Who really needs to know that much about Russian farming?
I'm always reading 2-4 books at a time. Usually different styles. At the moment it's fiction, a short story collection, and a book of interviews.
Marianne wrote: "Currently reading The Flying Troutmans and loving it ! The base of the story is sad but the situations and characters are so funny. I'm ready for a road trip !"
I read that after a no good, very bad day and it brought me back from ruin. Funniest and most awesome book I have read in a long while.
Debra wrote: "Tracy wrote: "I just finished Those Who Save Us by Jenna Blum and I have to say, I liked it, even though it didn't get great reviews on Goodreads. (I guess I'm not very disciminate when it comes to..."
I find a lot of the reviews on GoodReads frustrating as they're not really reviews. For Nino Ricci's The Origin of Species
, for example, most of the people "reviewing" the book didn't finish it. A number of them say they haven't made it through the first 100 pages, and complained of it being too long.
I finished it. I enjoyed it, and I'd recommend it to others.
I don't understand why someone would "review" something they've not properly read.
Debra wrote: "Nico wrote: "As The Game of Thrones is now airing, I thought it time to see if it lives up to the hype. I just began it today and so far I'm intrigued."
My hubby & I have watched ..."
I'm not one much for fantasy, but as far as they go, this one's not bad.
One of the problems with the genre is that the first book of any series is spent describing a new world and setting the stage for things which will come in future volumes. I presume that's the case for this as well as I'm some 400 pages into book one and nothing's really happened.
Haven't seen the new series yet.
I read The Paris Review Interviews Volume I
, The Paris Review Interviews Volume II
and I've started on the third one - they've been excellent. Varied, and fascinating to see what certain writers focus on, and what's important to them.
I've also learned I have a mad crush on Highsmith's Talented Mr Ripley
, a shame, as he's not one much for women.
Ruth Roach Pierson's third collection of poems, Contrary
was fabulous, as was Jim Johnstone's Patternicity
, a biography by Julia Briggs, was an insightful look into Woolf's process, and the effects her life and history had on her books.
I've been more surprised by the books I've found, well, mediocre. Anna Karenina
is supposed to be a timeless classic, but I was frustrated by the gross amounts of space devoted to Russian farming techniques.
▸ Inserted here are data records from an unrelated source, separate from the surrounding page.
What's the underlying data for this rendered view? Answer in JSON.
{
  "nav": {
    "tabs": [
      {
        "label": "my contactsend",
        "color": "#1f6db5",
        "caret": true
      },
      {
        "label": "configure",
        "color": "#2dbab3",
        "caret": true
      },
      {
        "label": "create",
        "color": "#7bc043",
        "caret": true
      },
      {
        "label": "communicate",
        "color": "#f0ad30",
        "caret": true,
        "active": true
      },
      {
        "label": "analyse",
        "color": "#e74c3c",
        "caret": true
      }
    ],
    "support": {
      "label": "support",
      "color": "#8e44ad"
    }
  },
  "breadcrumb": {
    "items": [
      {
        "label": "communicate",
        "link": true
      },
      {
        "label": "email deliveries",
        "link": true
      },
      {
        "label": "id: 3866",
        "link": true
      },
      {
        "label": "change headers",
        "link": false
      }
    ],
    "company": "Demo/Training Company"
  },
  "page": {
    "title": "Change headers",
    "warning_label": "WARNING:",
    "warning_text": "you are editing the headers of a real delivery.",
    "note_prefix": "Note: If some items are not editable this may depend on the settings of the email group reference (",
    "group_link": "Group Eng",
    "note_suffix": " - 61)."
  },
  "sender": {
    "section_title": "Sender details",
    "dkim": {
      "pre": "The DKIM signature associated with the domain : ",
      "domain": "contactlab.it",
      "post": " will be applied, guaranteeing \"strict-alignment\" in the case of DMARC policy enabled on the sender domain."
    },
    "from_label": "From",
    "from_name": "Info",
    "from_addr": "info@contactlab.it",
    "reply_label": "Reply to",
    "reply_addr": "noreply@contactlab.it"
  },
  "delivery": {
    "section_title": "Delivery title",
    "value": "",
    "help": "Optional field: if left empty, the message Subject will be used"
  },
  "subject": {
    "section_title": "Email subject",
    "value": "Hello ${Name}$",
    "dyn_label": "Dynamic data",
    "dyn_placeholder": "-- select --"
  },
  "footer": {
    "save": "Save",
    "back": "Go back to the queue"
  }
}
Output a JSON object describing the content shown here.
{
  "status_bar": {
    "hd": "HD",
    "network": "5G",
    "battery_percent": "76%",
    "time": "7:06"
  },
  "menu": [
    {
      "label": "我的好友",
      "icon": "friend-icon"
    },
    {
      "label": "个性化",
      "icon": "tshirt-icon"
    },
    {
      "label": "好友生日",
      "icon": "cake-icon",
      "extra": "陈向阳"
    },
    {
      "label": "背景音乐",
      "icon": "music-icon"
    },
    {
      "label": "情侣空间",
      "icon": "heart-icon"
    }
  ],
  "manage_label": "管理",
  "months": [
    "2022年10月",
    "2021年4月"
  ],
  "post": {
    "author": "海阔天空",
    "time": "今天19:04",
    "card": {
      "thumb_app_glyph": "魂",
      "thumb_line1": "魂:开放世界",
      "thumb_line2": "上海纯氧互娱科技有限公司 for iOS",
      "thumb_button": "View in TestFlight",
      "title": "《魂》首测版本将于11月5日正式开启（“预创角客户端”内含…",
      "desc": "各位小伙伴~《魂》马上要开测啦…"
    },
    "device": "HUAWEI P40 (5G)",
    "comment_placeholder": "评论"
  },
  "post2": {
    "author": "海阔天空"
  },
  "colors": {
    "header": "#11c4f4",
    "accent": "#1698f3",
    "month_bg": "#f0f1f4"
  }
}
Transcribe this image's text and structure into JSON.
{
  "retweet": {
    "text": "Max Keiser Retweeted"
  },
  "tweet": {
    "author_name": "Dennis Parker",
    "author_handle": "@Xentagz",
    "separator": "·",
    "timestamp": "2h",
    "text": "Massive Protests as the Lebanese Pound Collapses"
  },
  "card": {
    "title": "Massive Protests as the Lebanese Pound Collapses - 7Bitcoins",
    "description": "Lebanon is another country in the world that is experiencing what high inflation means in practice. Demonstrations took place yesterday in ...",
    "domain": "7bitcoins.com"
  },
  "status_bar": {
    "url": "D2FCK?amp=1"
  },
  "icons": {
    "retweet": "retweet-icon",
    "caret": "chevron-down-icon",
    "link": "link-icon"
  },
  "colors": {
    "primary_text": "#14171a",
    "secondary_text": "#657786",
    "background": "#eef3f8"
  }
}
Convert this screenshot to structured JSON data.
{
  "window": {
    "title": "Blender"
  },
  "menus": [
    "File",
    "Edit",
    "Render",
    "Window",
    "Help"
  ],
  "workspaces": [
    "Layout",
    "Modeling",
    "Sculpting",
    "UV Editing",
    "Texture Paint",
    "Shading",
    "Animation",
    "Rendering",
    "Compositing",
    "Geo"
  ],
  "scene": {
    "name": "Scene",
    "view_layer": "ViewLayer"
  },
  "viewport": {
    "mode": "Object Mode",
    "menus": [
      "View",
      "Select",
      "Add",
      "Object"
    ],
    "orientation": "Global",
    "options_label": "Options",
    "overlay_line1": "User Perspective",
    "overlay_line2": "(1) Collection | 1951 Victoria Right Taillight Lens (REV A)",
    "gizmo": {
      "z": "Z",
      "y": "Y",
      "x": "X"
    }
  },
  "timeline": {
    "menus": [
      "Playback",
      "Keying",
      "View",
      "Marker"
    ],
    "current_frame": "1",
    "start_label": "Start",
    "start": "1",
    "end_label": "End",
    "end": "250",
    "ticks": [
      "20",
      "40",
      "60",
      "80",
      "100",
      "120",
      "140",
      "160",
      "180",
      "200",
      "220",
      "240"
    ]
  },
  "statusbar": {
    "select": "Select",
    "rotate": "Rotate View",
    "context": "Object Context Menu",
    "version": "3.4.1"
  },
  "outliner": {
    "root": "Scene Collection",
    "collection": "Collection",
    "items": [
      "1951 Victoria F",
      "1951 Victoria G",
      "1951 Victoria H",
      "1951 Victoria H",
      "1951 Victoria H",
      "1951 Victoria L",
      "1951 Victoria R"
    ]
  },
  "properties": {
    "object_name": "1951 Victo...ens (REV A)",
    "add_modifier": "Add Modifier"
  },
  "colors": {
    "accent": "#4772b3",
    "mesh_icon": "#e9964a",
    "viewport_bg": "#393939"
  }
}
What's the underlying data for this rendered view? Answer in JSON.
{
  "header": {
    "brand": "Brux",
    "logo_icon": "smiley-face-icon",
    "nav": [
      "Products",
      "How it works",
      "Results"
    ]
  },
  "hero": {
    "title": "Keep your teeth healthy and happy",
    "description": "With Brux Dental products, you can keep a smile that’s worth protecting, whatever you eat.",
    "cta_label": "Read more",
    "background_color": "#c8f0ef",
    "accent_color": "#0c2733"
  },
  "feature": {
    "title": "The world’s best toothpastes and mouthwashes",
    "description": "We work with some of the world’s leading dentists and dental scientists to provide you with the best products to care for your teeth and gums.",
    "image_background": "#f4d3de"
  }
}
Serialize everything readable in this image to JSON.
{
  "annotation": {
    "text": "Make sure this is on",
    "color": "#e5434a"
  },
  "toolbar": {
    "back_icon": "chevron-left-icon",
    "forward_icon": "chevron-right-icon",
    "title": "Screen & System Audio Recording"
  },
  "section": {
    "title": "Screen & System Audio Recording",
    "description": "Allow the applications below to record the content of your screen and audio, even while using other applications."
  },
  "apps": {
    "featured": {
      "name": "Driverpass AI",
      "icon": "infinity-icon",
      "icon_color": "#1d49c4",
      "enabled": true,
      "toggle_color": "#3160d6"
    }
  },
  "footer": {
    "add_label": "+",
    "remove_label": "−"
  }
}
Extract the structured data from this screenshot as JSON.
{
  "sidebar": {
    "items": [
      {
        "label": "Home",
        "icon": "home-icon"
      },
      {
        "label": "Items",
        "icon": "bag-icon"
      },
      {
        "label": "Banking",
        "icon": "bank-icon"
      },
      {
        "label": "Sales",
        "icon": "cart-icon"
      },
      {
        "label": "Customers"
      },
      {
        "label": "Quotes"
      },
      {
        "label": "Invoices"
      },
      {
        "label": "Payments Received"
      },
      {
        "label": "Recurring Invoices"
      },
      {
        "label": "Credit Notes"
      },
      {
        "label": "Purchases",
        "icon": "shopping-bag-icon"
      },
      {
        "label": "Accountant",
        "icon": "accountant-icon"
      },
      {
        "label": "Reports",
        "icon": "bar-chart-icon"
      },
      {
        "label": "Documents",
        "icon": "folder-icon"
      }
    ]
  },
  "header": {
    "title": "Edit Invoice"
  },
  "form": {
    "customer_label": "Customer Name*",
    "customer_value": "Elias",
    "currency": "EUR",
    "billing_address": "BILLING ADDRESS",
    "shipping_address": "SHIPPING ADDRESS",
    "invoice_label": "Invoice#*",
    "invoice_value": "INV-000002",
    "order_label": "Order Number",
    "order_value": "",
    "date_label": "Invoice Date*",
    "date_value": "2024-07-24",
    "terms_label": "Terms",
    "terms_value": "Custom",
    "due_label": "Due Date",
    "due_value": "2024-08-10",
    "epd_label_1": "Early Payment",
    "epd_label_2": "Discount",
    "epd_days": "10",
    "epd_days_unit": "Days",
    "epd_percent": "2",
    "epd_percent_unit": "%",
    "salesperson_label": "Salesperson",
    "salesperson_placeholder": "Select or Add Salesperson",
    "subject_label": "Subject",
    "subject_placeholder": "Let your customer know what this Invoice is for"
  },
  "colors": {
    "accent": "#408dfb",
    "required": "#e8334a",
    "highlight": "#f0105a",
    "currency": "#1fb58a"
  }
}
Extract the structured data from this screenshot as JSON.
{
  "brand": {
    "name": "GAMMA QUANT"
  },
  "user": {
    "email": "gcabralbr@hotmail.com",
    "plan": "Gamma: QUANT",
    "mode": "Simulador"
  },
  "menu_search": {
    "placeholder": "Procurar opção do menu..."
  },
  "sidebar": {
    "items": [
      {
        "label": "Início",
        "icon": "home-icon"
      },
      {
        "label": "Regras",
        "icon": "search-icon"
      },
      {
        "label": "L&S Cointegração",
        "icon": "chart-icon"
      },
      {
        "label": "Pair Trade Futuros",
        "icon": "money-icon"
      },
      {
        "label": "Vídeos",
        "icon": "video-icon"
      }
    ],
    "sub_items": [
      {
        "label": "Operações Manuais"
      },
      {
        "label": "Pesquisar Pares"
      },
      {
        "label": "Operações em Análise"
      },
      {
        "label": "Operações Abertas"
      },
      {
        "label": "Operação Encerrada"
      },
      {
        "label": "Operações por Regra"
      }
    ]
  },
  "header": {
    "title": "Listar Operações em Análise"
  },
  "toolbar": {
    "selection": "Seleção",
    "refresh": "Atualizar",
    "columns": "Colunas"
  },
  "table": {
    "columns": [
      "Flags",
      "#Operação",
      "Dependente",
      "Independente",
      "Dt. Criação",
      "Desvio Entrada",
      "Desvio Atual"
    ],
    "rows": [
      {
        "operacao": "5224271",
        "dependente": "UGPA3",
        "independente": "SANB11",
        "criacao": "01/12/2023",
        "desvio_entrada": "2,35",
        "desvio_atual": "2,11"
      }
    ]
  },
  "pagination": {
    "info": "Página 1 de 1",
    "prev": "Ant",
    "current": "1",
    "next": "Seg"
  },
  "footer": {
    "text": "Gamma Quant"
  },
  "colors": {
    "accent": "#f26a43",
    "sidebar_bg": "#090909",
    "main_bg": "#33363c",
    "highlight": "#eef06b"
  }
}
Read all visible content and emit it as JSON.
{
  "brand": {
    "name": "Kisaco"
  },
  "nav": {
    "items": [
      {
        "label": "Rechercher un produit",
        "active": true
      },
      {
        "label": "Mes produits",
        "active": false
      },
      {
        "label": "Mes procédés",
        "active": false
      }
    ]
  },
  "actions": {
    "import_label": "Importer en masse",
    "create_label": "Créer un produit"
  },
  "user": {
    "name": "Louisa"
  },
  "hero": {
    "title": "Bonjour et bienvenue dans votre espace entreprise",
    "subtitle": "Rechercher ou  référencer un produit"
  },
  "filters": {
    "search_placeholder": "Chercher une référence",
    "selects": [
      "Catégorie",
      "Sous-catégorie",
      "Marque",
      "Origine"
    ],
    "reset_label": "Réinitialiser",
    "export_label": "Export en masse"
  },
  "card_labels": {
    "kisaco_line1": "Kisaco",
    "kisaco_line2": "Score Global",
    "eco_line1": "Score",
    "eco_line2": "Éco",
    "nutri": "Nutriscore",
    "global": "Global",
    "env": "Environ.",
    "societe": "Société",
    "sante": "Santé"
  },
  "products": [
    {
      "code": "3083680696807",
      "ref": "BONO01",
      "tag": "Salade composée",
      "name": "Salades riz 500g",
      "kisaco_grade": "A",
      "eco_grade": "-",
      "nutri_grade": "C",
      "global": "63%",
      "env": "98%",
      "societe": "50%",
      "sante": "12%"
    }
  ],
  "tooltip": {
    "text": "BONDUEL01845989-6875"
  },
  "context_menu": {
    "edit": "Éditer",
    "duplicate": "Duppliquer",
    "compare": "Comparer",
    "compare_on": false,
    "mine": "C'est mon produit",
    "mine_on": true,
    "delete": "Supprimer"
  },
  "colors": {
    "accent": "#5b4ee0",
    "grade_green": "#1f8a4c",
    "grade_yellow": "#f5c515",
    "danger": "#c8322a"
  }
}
The Master and Margarita
was rather bizarre, but perhaps I just don't understand the period enough to appreciate the satire.
As The Game of Thrones
is now airing, I thought it time to see if it lives up to the hype. I just began it today and so far I'm intrigued.
I set a goal of 100, which should be easy to top as I've already read 56 books this year.
I've had the same goal for the past two years and always topped it, with 102 in 2009 and 110 in 2010.
As 2011 is YOSS, Year of the Short Story, so I'm planning to make short story collections a noted feature in my reading list. Which, again, shouldn't be difficult, as I read quite a few of them each year anyway. (More details on this on my blog: http://journal.nicomaramckay.com/book...
, if you're interested.)
I read widely: fiction, contemporary and classics, poetry, non-fiction, philosophy, psychology, mythology, theory, graphic novels (which I omit from my count as I tend to go through them quickly), and almost anything I can get my hands on, really.
I like that GoodReads has a tracking system. It tells me that I'm 17 books ahead of schedule for this year, which sounds impressive, until I have to crunch down at work and get behind, heh.
Very much into the paper book deal.
It's how books were meant to be read. Typesetting, design and the look and feel of the book - no e-reader can compare.
Book City has it right: http://www.bookcity.ca/bookmark/
I'm more likely to pick up a book if it's set in Toronto, where I live. I like reading stories about places I know. There are more now than there used to be, but it still seems novel, somehow.